After teacher connection, students and classes connect via Skype to do an initial low-stakes greeting (affectionately called a "dog-sniffing" session) where they begin to see one another as people. At that time, the project is briefly discussed and the participating classes get to view the wikispace. After that, teachers facilitate discussion with their groups about how to participate and gather additional ideas. Classes then re-connect to share further ideas and "operations commence!" Many of the steps below occur simultaneously, as different groups of students are working together, each taking their share.

  1. Wiki "shell" is created to house the information
  2. Students research the candidates and their issues (which was difficult because at that time, the candidates were "dropping like flies" and students were simply trying to keep up to date with the active candidates!)
  3. Students looking deeper into issues of Conservative and Liberal. Debate between KS and CT over the issues. KS takes liberal view, CT takes conservative view because that's not the "natural" view of the students. They are learning through the others' words.
  4. Schools abroad come aboard to begin sharing their elections process. First volunteer: Vincent Mespoulet from Manosque, France.
  5. Students begin recording the results of states' Primaries and Caucuses, and noting who's ahead. (this continues nearly ad infinitum)
  6. Students then begin tallying SuperDelegates and what those mean to the convention process
  7. Students begin researching the convention process and the electoral college.
  8. More schools from other countries begin coming aboard. Students begin to dialogue to them the meaning of "democracy" globally and the role the US plays in expanding the vision.
  9. Students begin crafting their messages to the candidates OR to the next President. They learn about persuasive techniques and how to package a message to the media.
  10. Students continue to follow the delegate tally and decide how to help support the candidate of their choice.
  11. Students and schools have the option of continuing the wiki through to November, adding information about the Convention process and happenings, as well as the race and debates coming up to November.


Evaluation:


Survey will be sent out for teachers and students involved regarding their enjoyment and flexibility of the project.

A rubric will be developed regarding the learned objectives (listed above) and measuring the messages created for the candidate.

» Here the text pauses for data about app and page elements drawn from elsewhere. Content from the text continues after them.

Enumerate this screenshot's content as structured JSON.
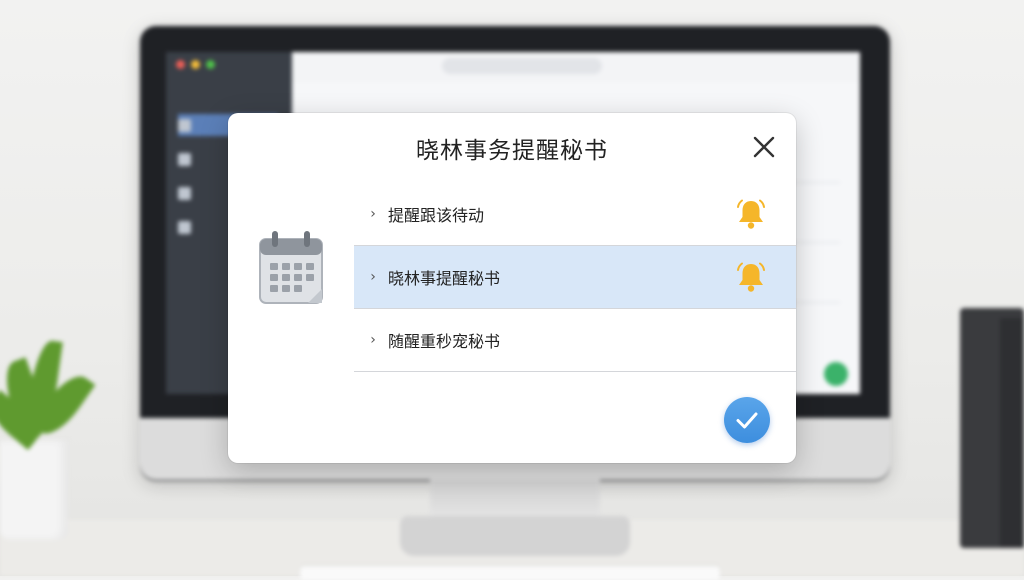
{
  "dialog": {
    "title": "晓林事务提醒秘书",
    "items": [
      {
        "label": "提醒跟该待动",
        "has_bell": true,
        "selected": false
      },
      {
        "label": "晓林事提醒秘书",
        "has_bell": true,
        "selected": true
      },
      {
        "label": "随醒重秒宠秘书",
        "has_bell": false,
        "selected": false
      }
    ],
    "icons": {
      "calendar": "calendar-icon",
      "bell": "bell-icon",
      "close": "close-icon",
      "confirm": "checkmark-icon"
    },
    "colors": {
      "selected_row": "#d8e7f8",
      "bell": "#f5b62a",
      "confirm_button": "#4a97e2"
    }
  }
}
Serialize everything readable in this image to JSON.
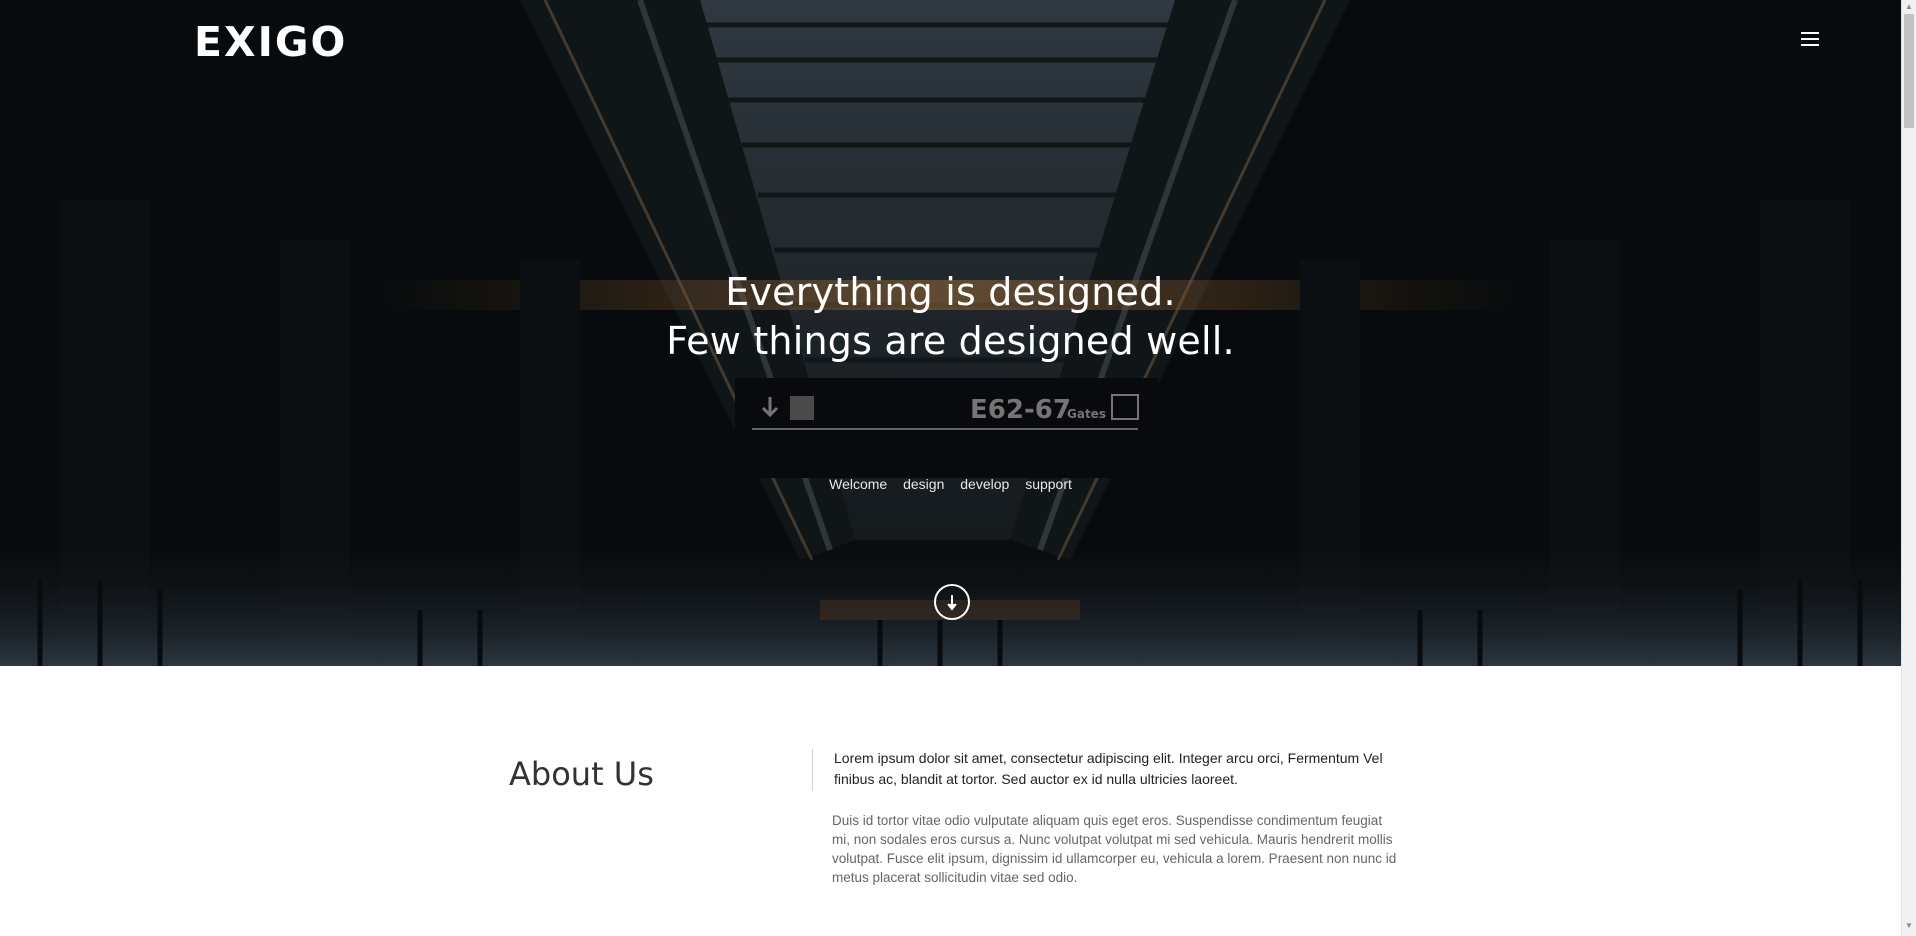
{
  "header": {
    "logo_text": "EXIGO",
    "menu_icon": "hamburger-menu-icon"
  },
  "hero": {
    "headline_line1": "Everything is designed.",
    "headline_line2": "Few things are designed well.",
    "nav": [
      "Welcome",
      "design",
      "develop",
      "support"
    ],
    "scroll_icon": "arrow-down-circle-icon",
    "background_sign_text": "E62-67 Gates"
  },
  "about": {
    "title": "About Us",
    "lead": "Lorem ipsum dolor sit amet, consectetur adipiscing elit. Integer arcu orci, Fermentum Vel finibus ac, blandit at tortor. Sed auctor ex id nulla ultricies laoreet.",
    "body": "Duis id tortor vitae odio vulputate aliquam quis eget eros. Suspendisse condimentum feugiat mi, non sodales eros cursus a. Nunc volutpat volutpat mi sed vehicula. Mauris hendrerit mollis volutpat. Fusce elit ipsum, dignissim id ullamcorper eu, vehicula a lorem. Praesent non nunc id metus placerat sollicitudin vitae sed odio."
  },
  "colors": {
    "hero_dark": "#0b1114",
    "text_white": "#ffffff",
    "heading_gray": "#333333",
    "body_gray": "#666666"
  }
}
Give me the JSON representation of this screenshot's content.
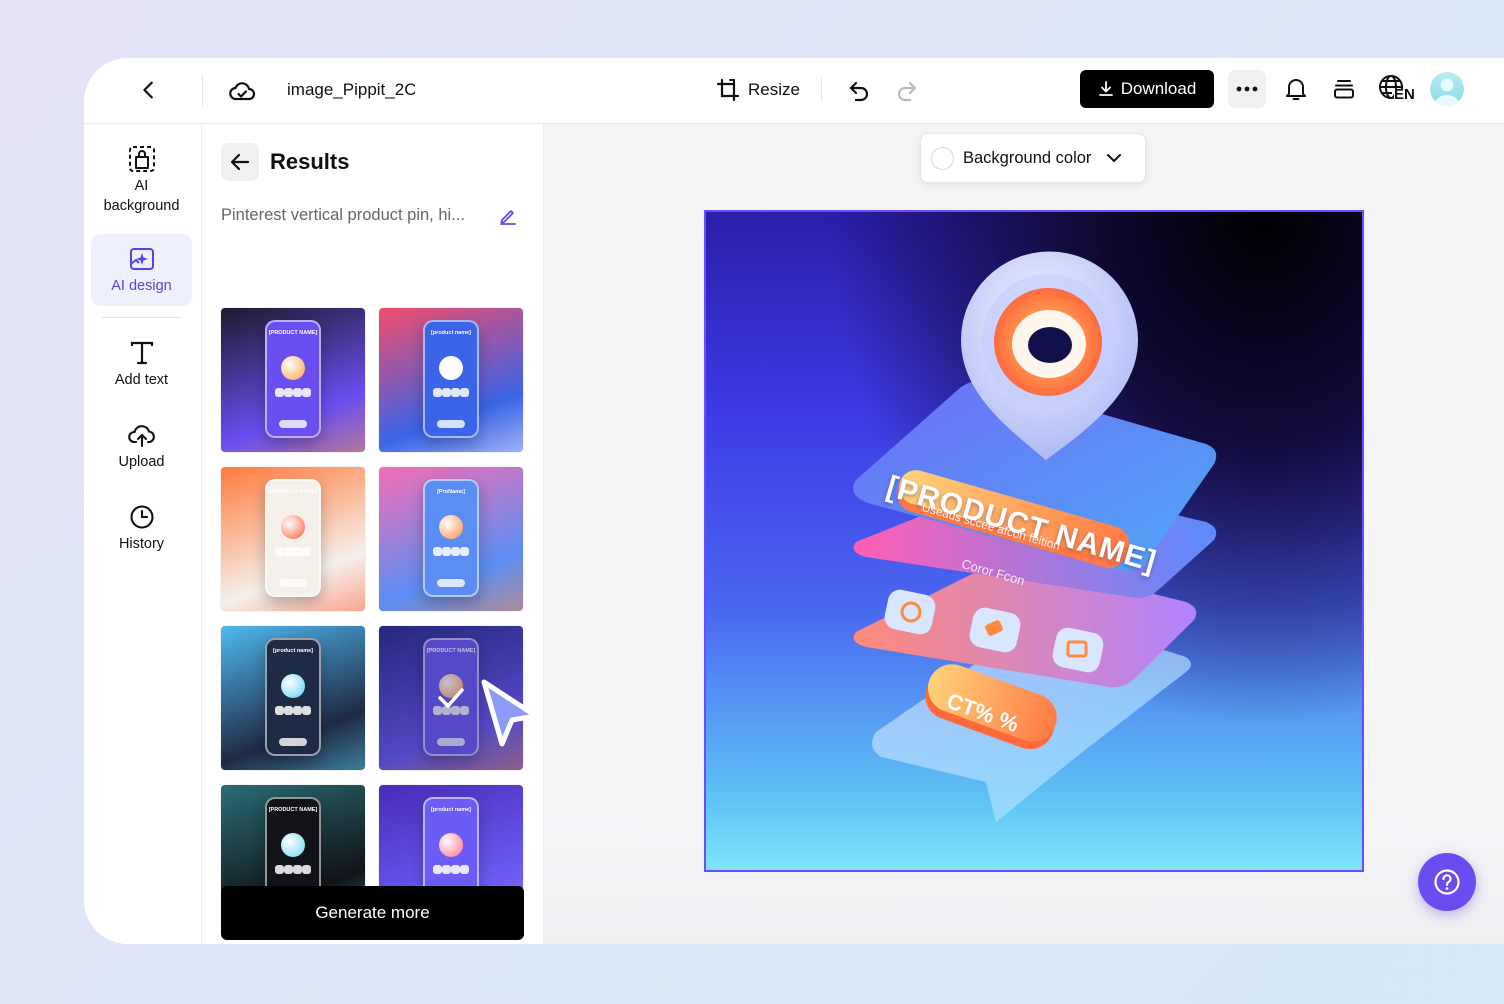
{
  "header": {
    "file_name": "image_Pippit_2C",
    "resize_label": "Resize",
    "download_label": "Download",
    "language_badge": "EN"
  },
  "sidebar": {
    "items": [
      {
        "label": "AI background",
        "icon": "ai-background-icon"
      },
      {
        "label": "AI design",
        "icon": "ai-design-icon",
        "active": true
      },
      {
        "label": "Add text",
        "icon": "text-icon"
      },
      {
        "label": "Upload",
        "icon": "upload-cloud-icon"
      },
      {
        "label": "History",
        "icon": "clock-icon"
      }
    ]
  },
  "results": {
    "title": "Results",
    "prompt": "Pinterest vertical product pin, hi...",
    "generate_label": "Generate more",
    "thumbnails": [
      {
        "caption": "[PRODUCT NAME]",
        "bg": "#1d1b2e",
        "phone": "#6a4ef0",
        "orb": "#ff9f43"
      },
      {
        "caption": "[product name]",
        "bg": "#f24d6b",
        "phone": "#3b64e8",
        "orb": "#ffffff"
      },
      {
        "caption": "[PRODUCT NAME]",
        "bg": "#ff7a3d",
        "phone": "#f5f0ea",
        "orb": "#ff5a36"
      },
      {
        "caption": "[ProName]",
        "bg": "#f56db5",
        "phone": "#5b8df2",
        "orb": "#ff8a3d"
      },
      {
        "caption": "[product name]",
        "bg": "#4fb9f0",
        "phone": "#1f2a44",
        "orb": "#58d0f5"
      },
      {
        "caption": "[PRODUCT NAME]",
        "bg": "#2b2f8f",
        "phone": "#6a5cf0",
        "orb": "#ff9a52",
        "selected": true
      },
      {
        "caption": "[PRODUCT NAME]",
        "bg": "#2a6d76",
        "phone": "#111318",
        "orb": "#6ad7ef"
      },
      {
        "caption": "[product name]",
        "bg": "#4a2bb7",
        "phone": "#6a5cf5",
        "orb": "#ff6b8a"
      }
    ]
  },
  "canvas": {
    "background_color_label": "Background color",
    "design": {
      "headline": "[PRODUCT NAME]",
      "subline": "Useaus sccee afcon feition",
      "caption": "Coror Fcon",
      "cta": "CT% %"
    }
  },
  "colors": {
    "accent": "#4f47e6",
    "help": "#6a4cf0",
    "artboard_border": "#6a4dff"
  }
}
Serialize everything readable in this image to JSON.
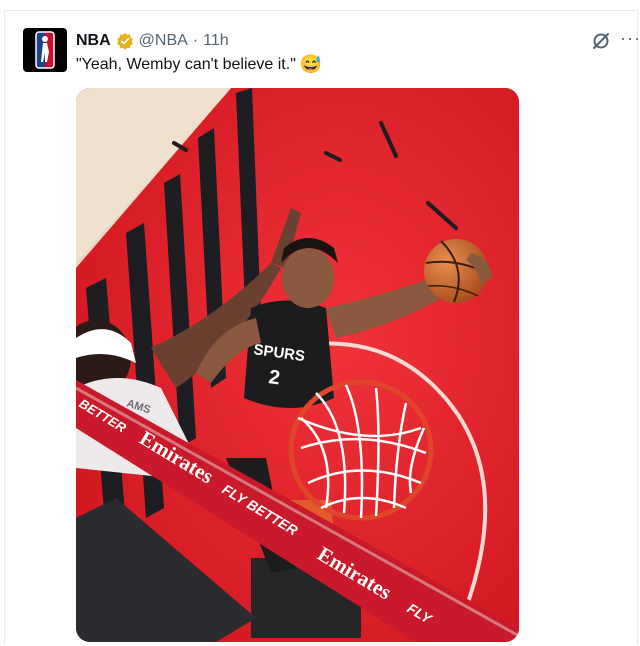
{
  "tweet": {
    "account_name": "NBA",
    "handle": "@NBA",
    "separator": "·",
    "time": "11h",
    "text": "\"Yeah, Wemby can't believe it.\"",
    "emoji": "😅",
    "more_label": "···"
  },
  "media": {
    "jersey_team": "SPURS",
    "jersey_number": "2",
    "opponent_name_fragment": "AMS",
    "sponsor_text": "Emirates",
    "sponsor_slogan": "FLY BETTER",
    "sponsor_slogan_fragment": "BETTER",
    "sponsor_text_fragment": "FLY"
  },
  "colors": {
    "court_red": "#e8202a",
    "brand_blue": "#1d9bf0",
    "verified_gold": "#e8b21e"
  }
}
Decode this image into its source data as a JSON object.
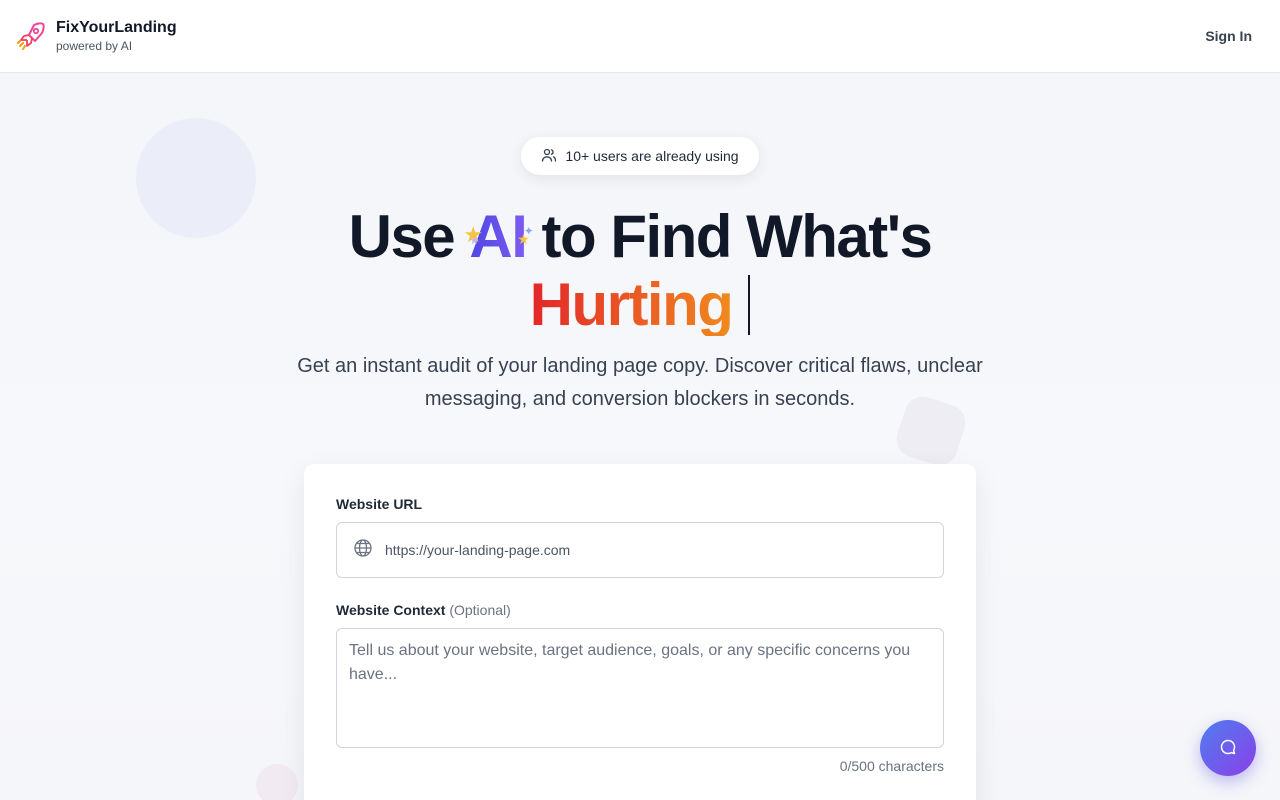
{
  "header": {
    "brand_name": "FixYourLanding",
    "brand_sub": "powered by AI",
    "signin_label": "Sign In"
  },
  "badge": {
    "text": "10+ users are already using",
    "icon": "users-icon"
  },
  "headline": {
    "part1": "Use ",
    "ai": "AI",
    "part2": " to Find What's",
    "highlight": "Hurting"
  },
  "subtitle": "Get an instant audit of your landing page copy. Discover critical flaws, unclear messaging, and conversion blockers in seconds.",
  "form": {
    "url_label": "Website URL",
    "url_placeholder": "https://your-landing-page.com",
    "context_label": "Website Context",
    "context_optional": "(Optional)",
    "context_placeholder": "Tell us about your website, target audience, goals, or any specific concerns you have...",
    "counter": "0/500 characters"
  },
  "icons": {
    "logo": "rocket-icon",
    "url": "globe-icon",
    "chat": "chat-bubble-icon"
  },
  "colors": {
    "ai_gradient_start": "#4f46e5",
    "hurting_gradient_start": "#e3262a",
    "hurting_gradient_end": "#f08a1e",
    "chat_gradient_start": "#4f7df0",
    "chat_gradient_end": "#8b3fe8"
  }
}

Students will also self-evaluate and peer-evaluate the final products, sharing ideas for making the messages better and stronger before they're sent.


Overall outcomes:


EXPECTED: Students understand that others across the world have a very different view of what democracy is to their people as well as to the US and that the process can look very different, yet have a similar purpose.

Students will have the added experience of realizing that we can easily learn from others' points of view and that connection is merely a few clicks away.

Students will have a better perspective of what the elections process *can* mean to their futures and realize that direct participation is something easily done.

Teachers will continue to share this learning and information at local, regional, and national conferences, demonstrating how easy and accessible it is for even a novice to plan and implement a project that impacts not only your own students, but also creates ripple effects out to the rest of the world.



I think that learning can be messy and that the wiki does not need to have every loose end tied, knowing that students may have already learned from the first few primaries, and can easier just report out the results as the campaign trail continues.